It’s a “failure of leadership”. He won’t be considered for a leadership position for two years.
No-one’s really convinced. Deceit, buck-passing and laconic cover-ups trigger a welter of finger-wagging, hand-wringing. Schadenfreude swamps nostalgia. Almost. Cricket’s always been like that.
“I think a lot of what they’re copping at the moment comes from the way they have played their game,” says England’s Australian coach, Trevor Bayliss. “It’s almost like teams and people around the world have been waiting for them to stuff up, so they can lay the boot.”
Our big-wiggery – from our PM to his republican cobber in the red bandanna, Peter FitzSimons rush to pass judgement, a way of establishing their own moral probity by condemning a new outbreak of contagion .
After penalties are imposed on the lads, up goes an appeal from a chorus of blokes who claim our Cam, his captain and vice have been hard done by. They fail to see anything wrong with cheating because everybody’s doing it. They may well be but normalising corruption is hardly going to cure the game of its badly tarnished reputation.
Nor will drug cheat, mauler of metaphor, Shane Warne who calls the penalties excessive. Cricket Australia is “caving into a tornado of hysteria”.
Ball Tampering becomes the latest, sensational episode in our long-running national ruling-class melodrama, Bread and Circuses. It provides a wondrous opportunity for inspired interdisciplinary ensemble work from a team of old stagers, Cricket Australia’s young gladiators, awful hams, hacks and stage-struck ingénues.
Yet not everyone enjoys the show. The scandal is more than the product of poor political role models; bad political leadership. Mike Carlton contends in The Saturday Paper. It is part of a larger national sickness.
There is something rotten in the Commonwealth of Australia. A culture of greed, selfishness, envy, cruelty and often criminal corruption is gnawing at the nation’s heart. The notion of the “fair go”, once prized as the very essence of Australianism, has become an empty slogan mouthed by the sharp-elbowed spivs and chancers hell-bent on trampling the rest of us into the blood and sawdust as they claw their way to the top.
One recent case illustrates Carlton’s concern. It’s the outrageous breach of good faith by two Victorian Neoliberal
Sharp elbowed Liberal “spivs and chancers” MPs Craig Ondarchie and Bernie Finn, beg a parliamentary pair to go to church Good Friday but, instead, hide in their offices to return to vote down Dan Andrews’ government’s bill to sort out a fair deal for fire-fighters.
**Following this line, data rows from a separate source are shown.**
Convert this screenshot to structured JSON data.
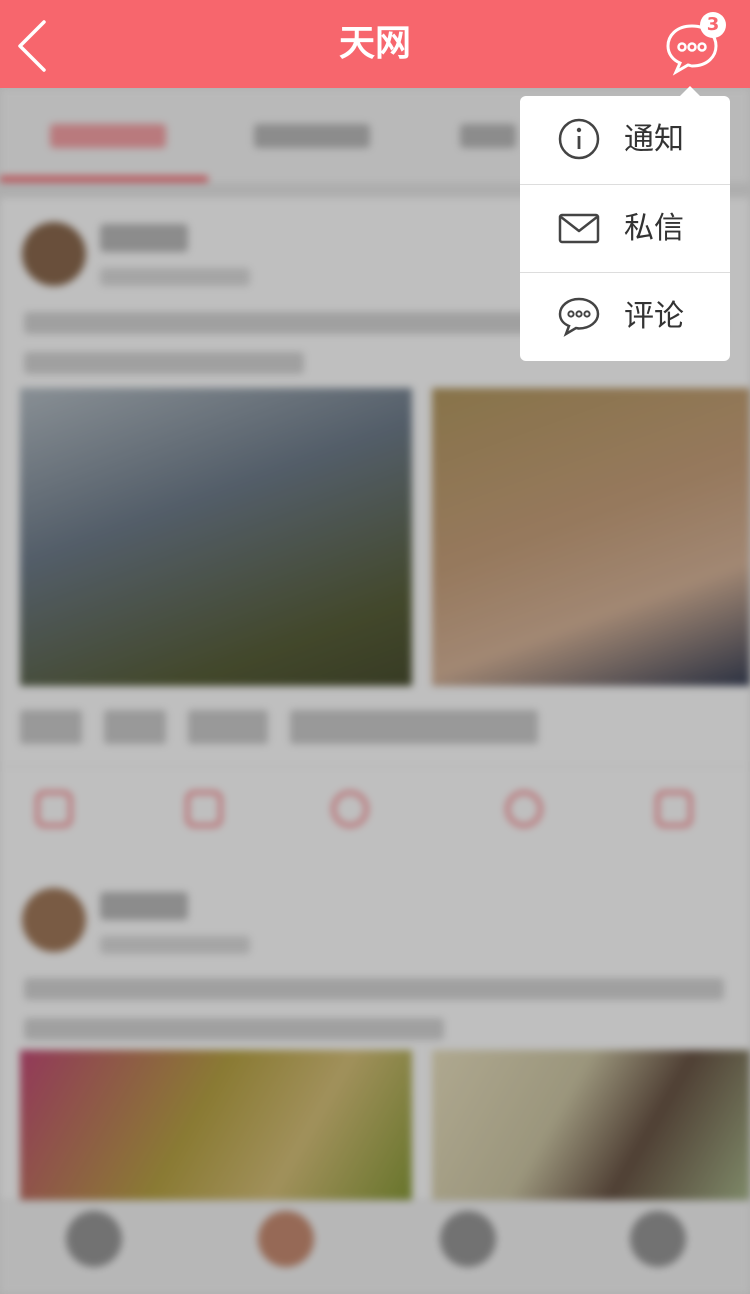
{
  "header": {
    "title": "天网",
    "back_icon": "chevron-left-icon",
    "message_icon": "chat-bubble-icon",
    "badge_count": "3"
  },
  "dropdown": {
    "items": [
      {
        "label": "通知",
        "icon": "info-circle-icon"
      },
      {
        "label": "私信",
        "icon": "envelope-icon"
      },
      {
        "label": "评论",
        "icon": "comment-bubble-icon"
      }
    ]
  },
  "colors": {
    "brand": "#f7666d",
    "overlay": "rgba(0,0,0,0.25)"
  }
}
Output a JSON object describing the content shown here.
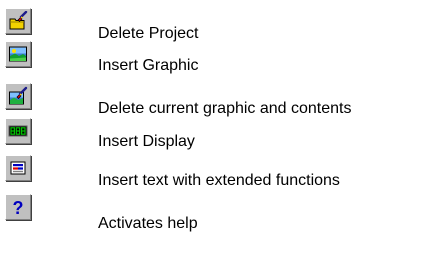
{
  "items": [
    {
      "label": "Delete Project",
      "icon": "delete-project-icon"
    },
    {
      "label": "Insert Graphic",
      "icon": "insert-graphic-icon"
    },
    {
      "label": "Delete current graphic and contents",
      "icon": "delete-graphic-icon"
    },
    {
      "label": "Insert Display",
      "icon": "insert-display-icon"
    },
    {
      "label": "Insert text with extended functions",
      "icon": "insert-text-icon"
    },
    {
      "label": "Activates help",
      "icon": "help-icon"
    }
  ],
  "colors": {
    "button_face": "#c0c0c0",
    "display_green": "#00c000",
    "help_blue": "#0000c0"
  }
}
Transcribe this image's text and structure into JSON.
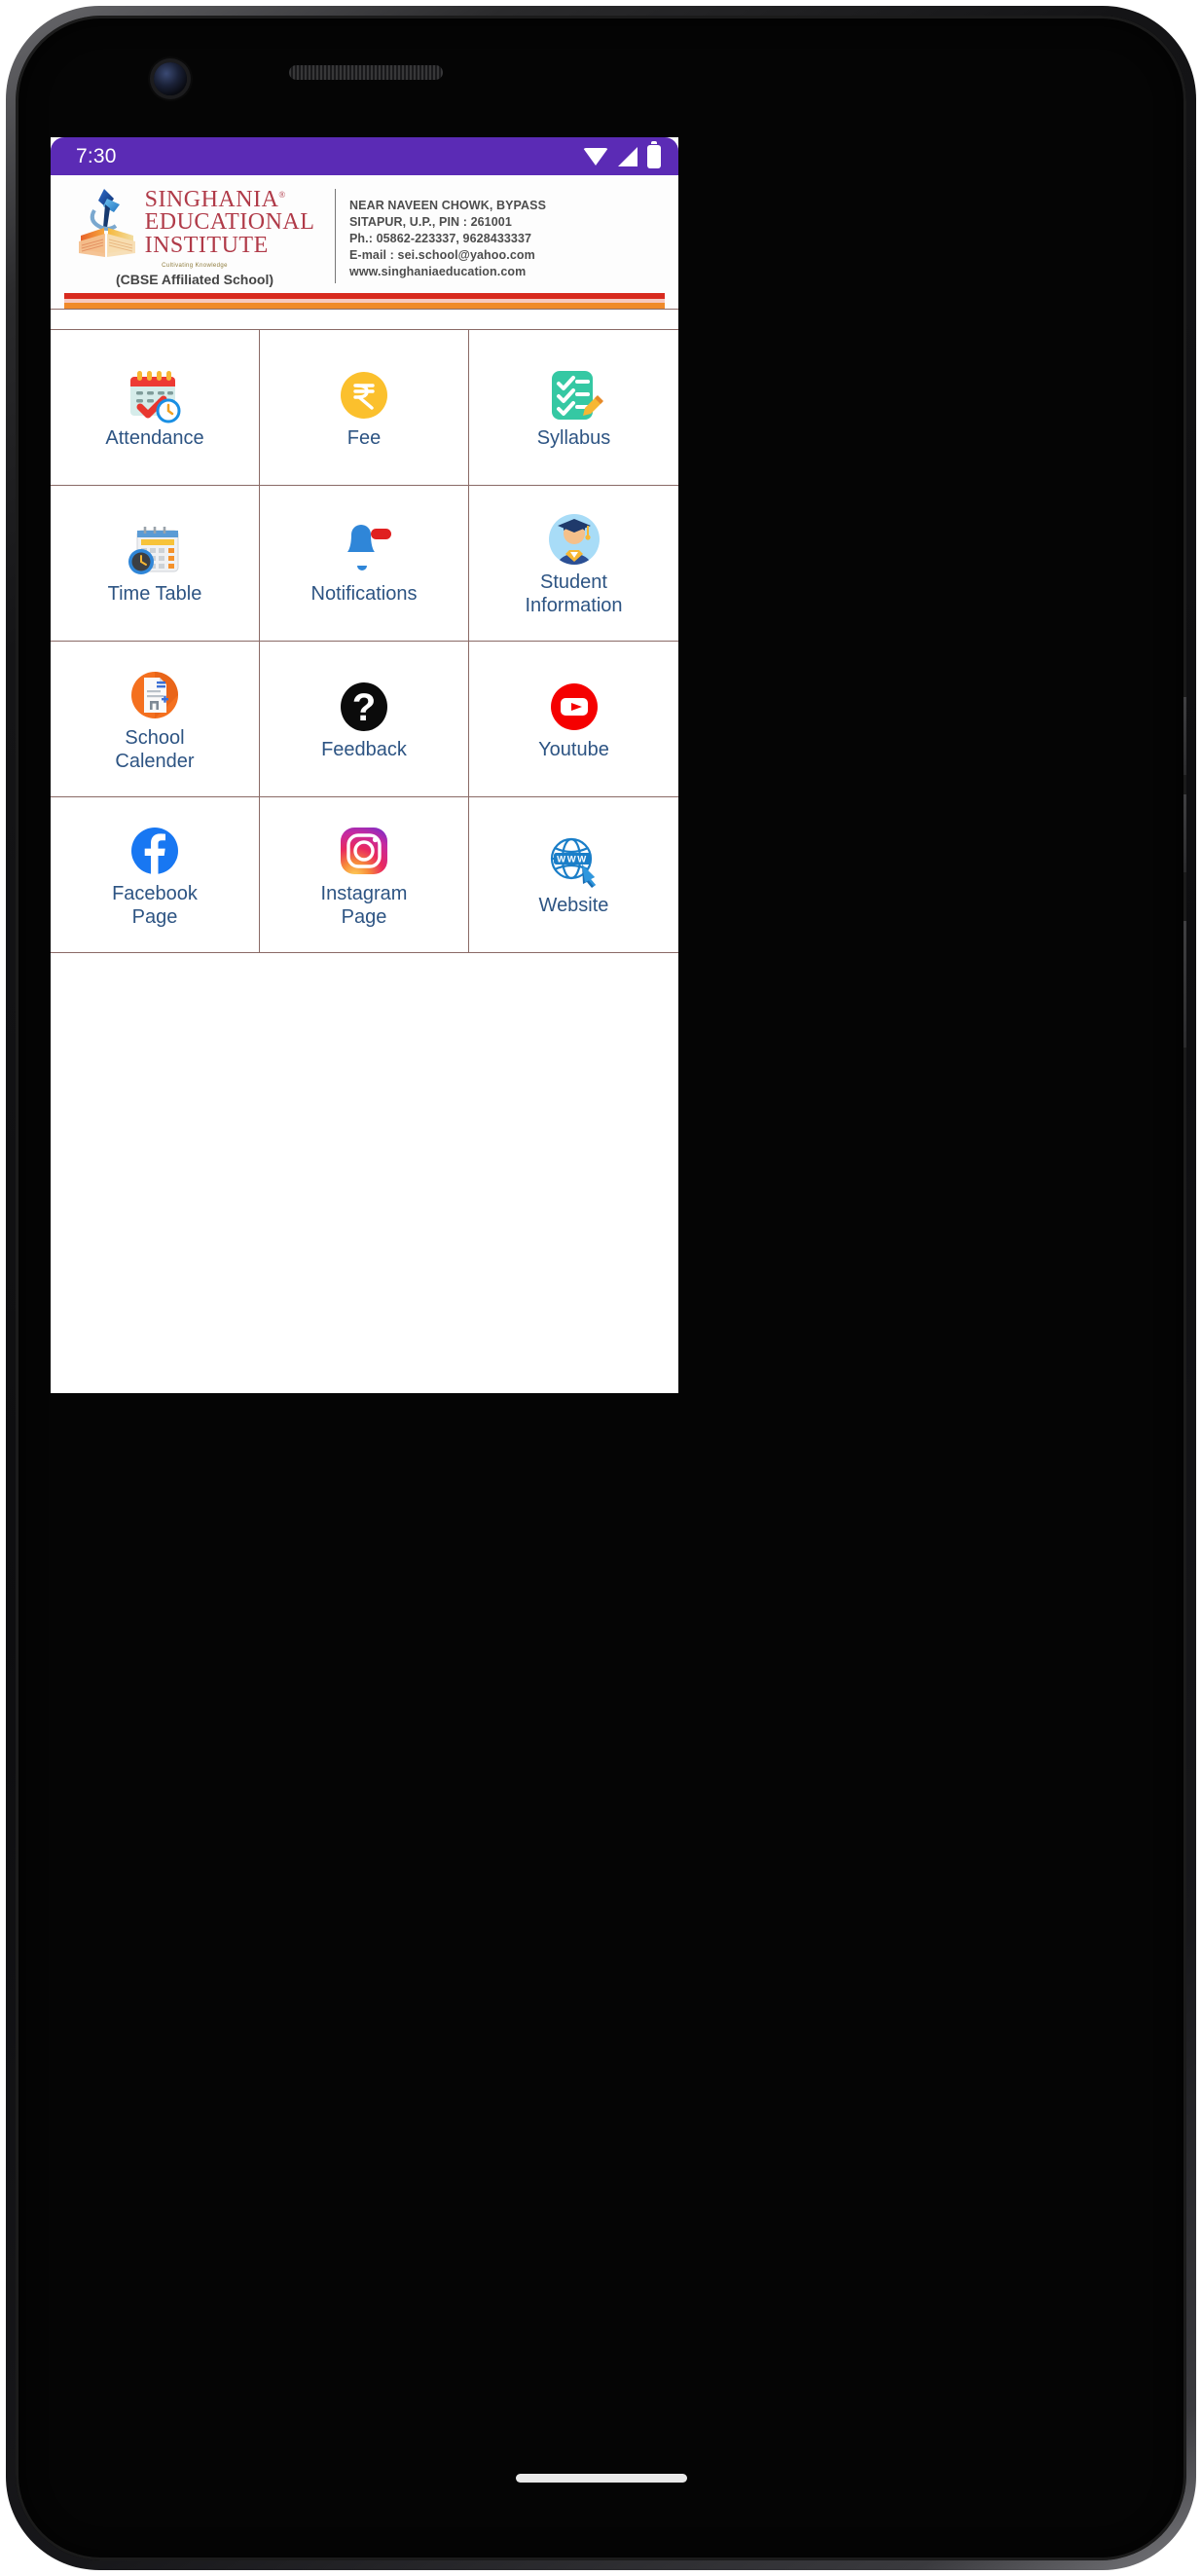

It’s just not cricket to use a well-worn-out phrase.
“If people professing with religious fervour their desire to be paired can’t be trusted, and their leadership believes the end justifies the means, no one can rely on the Liberals’ word ever again, says Families Minister Jenny Mikakos.
Tony Abbott and Kevin Rudd get brief cameo roles as our nation’s ongoing melodrama, Bread and Circuses, which helpfully eclipses the Abbott-Turnbull government’s sixtieth straight panning by the News Poll, an epic – if not monumental failure, which helps insulate us once again from an outside world as markets are rocked by Reality TV President Donald Trump’s tariff war which wipes $400 billion off the US stock market in a few days.
We were led into an illegal invasion of Iraq, by John Howard, Man of sandpaper, a PM who did not hesitate- as it suits the current incumbent, Man of Spiel, Malcolm Turnbull, to eagerly volunteer our unconditional support for whatever disastrous, nefarious, hare-brained scheme our great and powerful friend proposes.
Fairness? Howard falsely claimed to have legal support for the invasion. Equally false was the information on the Weapons of Mass Destruction that US sources told him were sufficient cause alone to wage war on Iraq.
But John is a champion spin bowler. “In the event,” writes the war criminal, picking at the seam of the Kookaburra, “this proved not to be the case. That does not mean, as claimed by Mr Rudd, that my government had misled the Australian people. Rather it means the intelligence was wrong.”